Archive - Dec 30, 2009 - Editorial
If we consider human nature, making New Year’s resolutions a singular endeavor is akin to pulling your fortune out of a cookie: it might just happen, but the odds are against it.
But involve your friends and neighbors in the effort, and the success rate jumps dramatically.
Taking that as a cue, let’s set a few resolutions for the New Year as collective communities and mark our progress as the year evolves.
In Middlebury, let’s resolve to:
After Monday morning’s demolition, the Champlain Bridge is history. It’s time for a few more hours of romanticized reflection, then a redoubling of efforts to build a new bridge in record time that will make the trip over the lake better in every way.
That, at least, should be the goal.
Just how could the new bridge serve the public better? Here are a few key ways, some of which have been previously suggested by readers, and are being tentatively considered by state officials:
Despite my love of sleep, once the lights go off I often find myself doing the other thing people typically do in bed. And I don’t mean counting sheep.
I mean worrying, of course.
There is no trouble so overpowering that it can’t get infinitely worse in a dark room with eight hours of quiet for it to fester in.
It’s easy and fashionable to name the ways that things are getting worse. From global warming and overpopulation, to America’s two endless wars and the billions of people who go to sleep hungry every night, the list is always growing longer.

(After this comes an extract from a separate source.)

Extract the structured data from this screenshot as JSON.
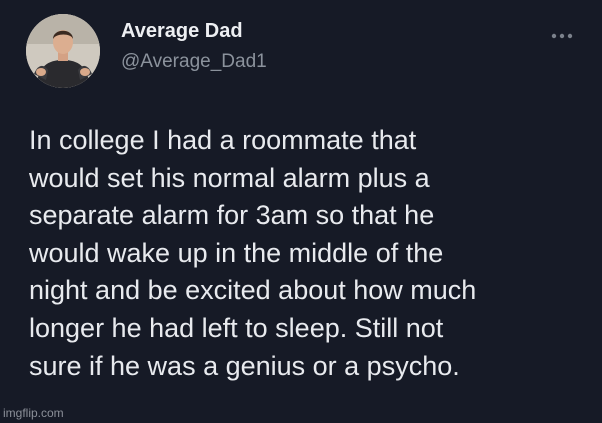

But what about all the things that are getting better? There are plenty of them, if you just take a little closer look